“All my friends know that I don’t like poetry. I don’t understand it, I can’t write it, and I read it only to appease my friends here on Gather. That said, I understand why some people like that art form.”
My sonand I were discussing poetry yesterday and I mentioned that one of my problems with poetry is the abstract writing in much of it. A poet will write something and allow the reader to interpret it in any way (s)he wants.
I can handle a small analogy now and then but when a poet (or writer) starts using metaphors, similes, and allegories I’m normally lost. I typically say that my mind is linear and can’t wrap itself around such abstract concepts.
I think that’s pretty much true, but there’s also the added fact that I’m really lazy -- I just don’t want to have to think. Thus the title of this week’s column. I’m going to challenge you to write peotr... pooet... poettr... Oh, you know, that rhyming (or non-rhyming) stuff.
Here’s one more excerpt from my first SatWE challenge:
While I don’t pretend to understand poetry, I’m going to try to write this column in such a way that even poets will feel comfortable about making a submission. If you submit any type of poetry in response to my prompts, I promise I’ll read it.
And, yes, I’ll even submit something for this one.
This Week’s Challenge:
Write one or two paragraphs of prose about any subject and then write a poem that says the same thing (using different words). Conversely, write a poem about any subject and then write one or two paragraphs of prose that say the same thing (using different words).

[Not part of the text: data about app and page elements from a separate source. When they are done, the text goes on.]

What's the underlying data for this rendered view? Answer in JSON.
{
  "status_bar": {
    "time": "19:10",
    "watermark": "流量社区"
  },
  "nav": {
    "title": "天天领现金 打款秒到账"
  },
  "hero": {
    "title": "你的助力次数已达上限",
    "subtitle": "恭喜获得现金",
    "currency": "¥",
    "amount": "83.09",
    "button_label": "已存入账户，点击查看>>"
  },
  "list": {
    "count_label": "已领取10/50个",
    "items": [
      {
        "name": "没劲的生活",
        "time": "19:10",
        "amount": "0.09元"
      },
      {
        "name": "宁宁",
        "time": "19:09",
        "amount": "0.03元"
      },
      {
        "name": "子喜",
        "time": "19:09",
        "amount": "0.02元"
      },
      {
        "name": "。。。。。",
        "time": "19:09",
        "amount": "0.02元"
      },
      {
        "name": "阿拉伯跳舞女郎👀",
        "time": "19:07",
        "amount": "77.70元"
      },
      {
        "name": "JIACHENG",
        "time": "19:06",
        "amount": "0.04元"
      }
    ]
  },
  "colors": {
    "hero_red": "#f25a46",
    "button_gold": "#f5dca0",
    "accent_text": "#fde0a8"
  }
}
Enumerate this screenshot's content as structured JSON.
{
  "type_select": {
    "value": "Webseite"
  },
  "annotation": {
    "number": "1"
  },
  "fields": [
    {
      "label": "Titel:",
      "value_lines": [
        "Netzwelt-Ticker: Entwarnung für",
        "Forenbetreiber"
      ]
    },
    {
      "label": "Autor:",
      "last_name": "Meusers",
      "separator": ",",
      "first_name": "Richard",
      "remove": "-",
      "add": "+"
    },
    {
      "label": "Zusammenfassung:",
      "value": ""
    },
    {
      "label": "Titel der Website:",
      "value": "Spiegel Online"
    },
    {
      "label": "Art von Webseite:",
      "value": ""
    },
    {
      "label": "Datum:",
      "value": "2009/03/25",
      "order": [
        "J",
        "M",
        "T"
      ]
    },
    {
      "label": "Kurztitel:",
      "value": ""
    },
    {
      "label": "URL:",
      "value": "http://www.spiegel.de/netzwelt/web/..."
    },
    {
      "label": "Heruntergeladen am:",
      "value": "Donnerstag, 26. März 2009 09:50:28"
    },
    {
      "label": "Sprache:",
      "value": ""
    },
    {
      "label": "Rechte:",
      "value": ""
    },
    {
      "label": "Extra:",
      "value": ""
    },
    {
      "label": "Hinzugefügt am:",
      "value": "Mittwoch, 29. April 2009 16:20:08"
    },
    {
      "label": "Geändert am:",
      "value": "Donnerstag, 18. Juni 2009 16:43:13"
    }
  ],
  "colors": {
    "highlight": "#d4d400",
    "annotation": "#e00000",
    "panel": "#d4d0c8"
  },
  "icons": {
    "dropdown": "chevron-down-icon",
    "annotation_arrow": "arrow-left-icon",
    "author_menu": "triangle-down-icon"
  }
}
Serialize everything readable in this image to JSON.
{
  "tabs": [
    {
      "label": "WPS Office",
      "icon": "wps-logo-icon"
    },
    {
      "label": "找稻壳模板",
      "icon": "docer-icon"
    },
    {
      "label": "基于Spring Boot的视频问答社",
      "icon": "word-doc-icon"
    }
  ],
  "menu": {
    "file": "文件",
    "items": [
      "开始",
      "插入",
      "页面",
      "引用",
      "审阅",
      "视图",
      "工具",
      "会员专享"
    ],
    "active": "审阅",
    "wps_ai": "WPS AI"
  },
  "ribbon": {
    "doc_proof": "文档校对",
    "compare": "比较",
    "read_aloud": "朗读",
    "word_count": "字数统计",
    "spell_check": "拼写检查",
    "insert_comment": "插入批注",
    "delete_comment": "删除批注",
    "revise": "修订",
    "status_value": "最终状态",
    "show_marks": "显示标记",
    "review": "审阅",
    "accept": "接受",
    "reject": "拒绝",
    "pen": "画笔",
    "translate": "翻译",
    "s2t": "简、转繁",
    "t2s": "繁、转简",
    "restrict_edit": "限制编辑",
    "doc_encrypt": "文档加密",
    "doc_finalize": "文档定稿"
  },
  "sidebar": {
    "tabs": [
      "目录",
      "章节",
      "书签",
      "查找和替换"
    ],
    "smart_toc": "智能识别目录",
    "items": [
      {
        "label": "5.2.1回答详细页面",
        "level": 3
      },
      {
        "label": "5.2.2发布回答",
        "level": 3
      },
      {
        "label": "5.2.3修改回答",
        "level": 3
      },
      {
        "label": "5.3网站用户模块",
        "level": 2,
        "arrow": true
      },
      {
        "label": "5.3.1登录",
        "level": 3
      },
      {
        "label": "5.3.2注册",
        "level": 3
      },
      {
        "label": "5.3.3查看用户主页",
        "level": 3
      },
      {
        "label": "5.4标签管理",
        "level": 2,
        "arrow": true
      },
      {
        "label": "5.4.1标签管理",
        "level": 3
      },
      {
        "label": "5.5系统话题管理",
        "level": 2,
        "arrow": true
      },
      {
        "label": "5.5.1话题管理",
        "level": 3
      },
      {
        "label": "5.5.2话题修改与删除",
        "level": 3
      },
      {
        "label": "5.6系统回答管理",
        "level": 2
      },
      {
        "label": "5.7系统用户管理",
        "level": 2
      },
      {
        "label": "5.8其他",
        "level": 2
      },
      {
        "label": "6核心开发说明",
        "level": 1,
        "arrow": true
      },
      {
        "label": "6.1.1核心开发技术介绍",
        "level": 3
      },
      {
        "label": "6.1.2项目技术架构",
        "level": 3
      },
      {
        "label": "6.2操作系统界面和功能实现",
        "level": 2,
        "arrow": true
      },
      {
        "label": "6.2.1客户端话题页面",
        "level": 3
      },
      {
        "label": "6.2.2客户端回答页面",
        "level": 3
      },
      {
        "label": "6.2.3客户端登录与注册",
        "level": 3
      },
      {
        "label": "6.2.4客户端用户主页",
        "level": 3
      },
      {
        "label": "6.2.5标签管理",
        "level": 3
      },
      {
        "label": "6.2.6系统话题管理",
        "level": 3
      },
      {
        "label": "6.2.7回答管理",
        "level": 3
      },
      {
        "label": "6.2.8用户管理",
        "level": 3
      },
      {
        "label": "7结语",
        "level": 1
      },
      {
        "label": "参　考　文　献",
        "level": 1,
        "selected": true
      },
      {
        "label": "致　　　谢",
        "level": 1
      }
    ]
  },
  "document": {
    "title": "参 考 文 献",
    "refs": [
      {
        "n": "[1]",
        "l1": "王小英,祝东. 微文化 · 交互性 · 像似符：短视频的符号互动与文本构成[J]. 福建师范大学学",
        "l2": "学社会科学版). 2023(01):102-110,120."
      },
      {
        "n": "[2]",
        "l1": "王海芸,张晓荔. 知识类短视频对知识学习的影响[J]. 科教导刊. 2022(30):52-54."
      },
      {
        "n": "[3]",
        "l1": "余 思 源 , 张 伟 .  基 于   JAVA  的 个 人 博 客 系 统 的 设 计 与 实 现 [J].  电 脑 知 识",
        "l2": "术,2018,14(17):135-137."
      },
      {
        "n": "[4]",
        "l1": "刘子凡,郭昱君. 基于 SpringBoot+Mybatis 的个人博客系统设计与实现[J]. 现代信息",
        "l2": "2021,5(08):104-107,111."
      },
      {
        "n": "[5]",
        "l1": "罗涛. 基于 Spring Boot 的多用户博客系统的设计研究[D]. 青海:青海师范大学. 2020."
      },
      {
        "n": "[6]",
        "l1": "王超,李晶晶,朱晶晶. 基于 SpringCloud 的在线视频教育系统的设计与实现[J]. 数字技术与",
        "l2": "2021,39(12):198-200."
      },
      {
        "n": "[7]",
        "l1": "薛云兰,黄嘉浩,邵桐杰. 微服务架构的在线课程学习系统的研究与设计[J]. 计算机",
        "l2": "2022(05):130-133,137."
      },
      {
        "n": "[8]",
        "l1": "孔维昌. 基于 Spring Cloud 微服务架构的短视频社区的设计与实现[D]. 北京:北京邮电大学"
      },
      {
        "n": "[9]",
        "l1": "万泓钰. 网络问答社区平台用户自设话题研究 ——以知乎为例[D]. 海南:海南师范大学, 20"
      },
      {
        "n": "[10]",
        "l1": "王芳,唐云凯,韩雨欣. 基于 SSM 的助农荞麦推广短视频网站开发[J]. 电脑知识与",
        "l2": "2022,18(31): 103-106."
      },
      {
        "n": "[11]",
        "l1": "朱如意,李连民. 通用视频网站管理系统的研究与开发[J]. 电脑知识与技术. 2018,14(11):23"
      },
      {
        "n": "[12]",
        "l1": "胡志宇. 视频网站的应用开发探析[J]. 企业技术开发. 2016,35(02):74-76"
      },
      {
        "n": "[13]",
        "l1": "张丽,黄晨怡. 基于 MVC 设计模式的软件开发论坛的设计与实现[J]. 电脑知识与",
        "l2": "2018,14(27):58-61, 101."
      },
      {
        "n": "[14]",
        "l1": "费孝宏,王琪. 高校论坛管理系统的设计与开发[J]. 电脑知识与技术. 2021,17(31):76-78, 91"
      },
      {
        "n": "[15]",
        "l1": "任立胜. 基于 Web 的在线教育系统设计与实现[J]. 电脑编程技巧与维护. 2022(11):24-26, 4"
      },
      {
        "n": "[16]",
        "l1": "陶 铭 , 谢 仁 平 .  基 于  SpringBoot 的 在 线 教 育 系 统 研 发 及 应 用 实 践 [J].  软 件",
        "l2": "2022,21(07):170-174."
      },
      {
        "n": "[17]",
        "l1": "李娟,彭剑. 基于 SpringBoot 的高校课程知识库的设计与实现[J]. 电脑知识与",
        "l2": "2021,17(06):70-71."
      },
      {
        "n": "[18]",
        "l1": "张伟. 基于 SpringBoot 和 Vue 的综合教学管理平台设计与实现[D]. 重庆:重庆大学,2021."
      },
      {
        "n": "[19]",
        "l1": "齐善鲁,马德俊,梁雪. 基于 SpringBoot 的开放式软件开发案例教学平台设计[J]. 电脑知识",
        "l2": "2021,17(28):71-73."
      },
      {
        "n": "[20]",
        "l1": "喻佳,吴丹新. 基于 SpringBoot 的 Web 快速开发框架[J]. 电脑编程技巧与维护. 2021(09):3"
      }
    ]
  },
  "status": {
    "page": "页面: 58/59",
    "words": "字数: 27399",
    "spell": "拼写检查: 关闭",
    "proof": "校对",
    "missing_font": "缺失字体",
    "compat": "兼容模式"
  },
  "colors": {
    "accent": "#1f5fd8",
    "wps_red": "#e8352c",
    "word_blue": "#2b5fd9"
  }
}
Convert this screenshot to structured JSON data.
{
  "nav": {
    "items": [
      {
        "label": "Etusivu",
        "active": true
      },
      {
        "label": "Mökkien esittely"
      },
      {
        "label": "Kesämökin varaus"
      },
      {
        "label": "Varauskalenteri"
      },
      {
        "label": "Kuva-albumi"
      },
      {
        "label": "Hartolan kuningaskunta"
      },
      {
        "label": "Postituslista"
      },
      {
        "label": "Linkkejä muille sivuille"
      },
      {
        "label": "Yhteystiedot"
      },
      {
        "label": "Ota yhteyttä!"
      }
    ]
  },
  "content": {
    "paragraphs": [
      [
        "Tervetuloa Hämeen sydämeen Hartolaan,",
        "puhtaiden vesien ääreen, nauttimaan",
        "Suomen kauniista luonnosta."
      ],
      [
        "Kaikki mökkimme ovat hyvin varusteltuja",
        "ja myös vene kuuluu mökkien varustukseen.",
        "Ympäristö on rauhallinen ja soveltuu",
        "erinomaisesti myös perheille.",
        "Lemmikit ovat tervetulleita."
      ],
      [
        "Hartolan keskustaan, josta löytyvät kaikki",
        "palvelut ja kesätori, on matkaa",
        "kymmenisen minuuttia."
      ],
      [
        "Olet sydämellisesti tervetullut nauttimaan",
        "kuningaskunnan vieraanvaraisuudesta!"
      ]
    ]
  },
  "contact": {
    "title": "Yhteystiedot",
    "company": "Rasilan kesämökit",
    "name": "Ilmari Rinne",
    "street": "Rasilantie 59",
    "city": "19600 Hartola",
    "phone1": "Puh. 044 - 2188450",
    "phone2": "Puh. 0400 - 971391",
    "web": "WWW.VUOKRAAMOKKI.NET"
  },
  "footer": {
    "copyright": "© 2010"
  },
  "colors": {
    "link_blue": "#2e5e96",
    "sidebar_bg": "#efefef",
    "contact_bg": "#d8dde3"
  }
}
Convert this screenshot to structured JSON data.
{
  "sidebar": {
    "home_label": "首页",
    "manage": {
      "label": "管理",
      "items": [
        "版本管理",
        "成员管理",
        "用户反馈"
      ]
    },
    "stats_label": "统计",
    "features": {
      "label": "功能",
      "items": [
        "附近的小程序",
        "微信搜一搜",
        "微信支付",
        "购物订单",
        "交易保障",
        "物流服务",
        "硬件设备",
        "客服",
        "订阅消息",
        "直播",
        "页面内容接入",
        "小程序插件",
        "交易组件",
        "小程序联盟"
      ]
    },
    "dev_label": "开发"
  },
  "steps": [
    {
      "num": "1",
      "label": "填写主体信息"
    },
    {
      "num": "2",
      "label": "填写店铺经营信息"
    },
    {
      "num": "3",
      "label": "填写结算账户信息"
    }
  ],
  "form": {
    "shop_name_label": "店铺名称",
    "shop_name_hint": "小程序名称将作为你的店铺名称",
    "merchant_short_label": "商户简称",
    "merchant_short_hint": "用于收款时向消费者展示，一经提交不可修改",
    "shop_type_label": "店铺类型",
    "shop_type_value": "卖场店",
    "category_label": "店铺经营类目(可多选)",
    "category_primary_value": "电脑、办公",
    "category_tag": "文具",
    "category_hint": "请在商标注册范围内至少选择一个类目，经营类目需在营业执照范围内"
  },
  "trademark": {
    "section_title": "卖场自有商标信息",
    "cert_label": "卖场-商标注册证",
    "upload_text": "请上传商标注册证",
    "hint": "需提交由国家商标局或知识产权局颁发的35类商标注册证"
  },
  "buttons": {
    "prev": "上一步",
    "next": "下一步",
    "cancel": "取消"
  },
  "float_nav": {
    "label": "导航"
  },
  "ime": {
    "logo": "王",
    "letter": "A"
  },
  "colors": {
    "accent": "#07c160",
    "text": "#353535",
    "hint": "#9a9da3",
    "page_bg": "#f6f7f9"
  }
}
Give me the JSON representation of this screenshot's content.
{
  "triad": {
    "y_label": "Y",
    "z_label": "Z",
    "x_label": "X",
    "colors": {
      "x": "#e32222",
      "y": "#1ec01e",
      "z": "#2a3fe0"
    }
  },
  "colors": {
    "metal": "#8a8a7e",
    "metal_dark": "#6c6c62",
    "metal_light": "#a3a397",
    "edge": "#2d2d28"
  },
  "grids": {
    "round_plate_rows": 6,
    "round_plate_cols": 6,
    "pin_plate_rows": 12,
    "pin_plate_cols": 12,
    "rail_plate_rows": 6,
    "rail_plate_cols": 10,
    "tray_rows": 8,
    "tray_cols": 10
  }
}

Write about why football has replaced baseball as the top sport in the US.
Write about why the sky is blue.
Following the color theme, tell us why the ocean is green, gray, blue, or red.
Be a Len Maxwell and get weird. Write about the difference between Comet and Ajax cleansers.
Watch Out For:
Don’t get carried away; I don’t want a thousand-word treatise on your topic.
One or two paragraphs, each one limited to 150 words.
Your poem can be structured any way you want but keep it to less than 500 words.
Not all that many submissions, but they’re great. Remember how Gather is messing us up and how much time and effort it takes for these authors to post their work. It would be, at the very least, courteous if you’d read, recommend, and comment on each of them.
SWE- Saturday Writing Essentials Challenge 7/27/2013 "Fifteen Minutes" by Heather - child of God, C.
JULY ARRIVES (SatWE - 8-03-2013) by Chuck Larlham
(SatWE) July, and Other Disasters by Patrick M.
July And Me - Saturday Writing Essential - by Elsie Duggan
Weekly reminder: Don't forget to recommend an article that you like (to learn why, read Ann Marcaida's article Attract More Writers and Artists to Gather!). Also, try to place a comment on at least one article and say more than you liked the piece. Tell the author what worked and what needs work.
- Put this challenge statement at the beginning or end of your submission so readers will know what you’re supposed to do.
Challenge: Write one or two paragraphs of prose about any subject and then write a poem that says the same thing (using different words). Conversely, write a poem about any subject and then write one or two paragraphs of prose that say the same thing (using different words).
- There is a limit of three submissions from each member per day. If you’re extremely prolific, spread out your work and post only three submissions per day.
- Post to Gather Writing Essential.
- Tag your submission with SatWE.
- Include (Saturday Writing Essential) as part of your title.
- I ask that you make your submission(s) by next Friday afternoon.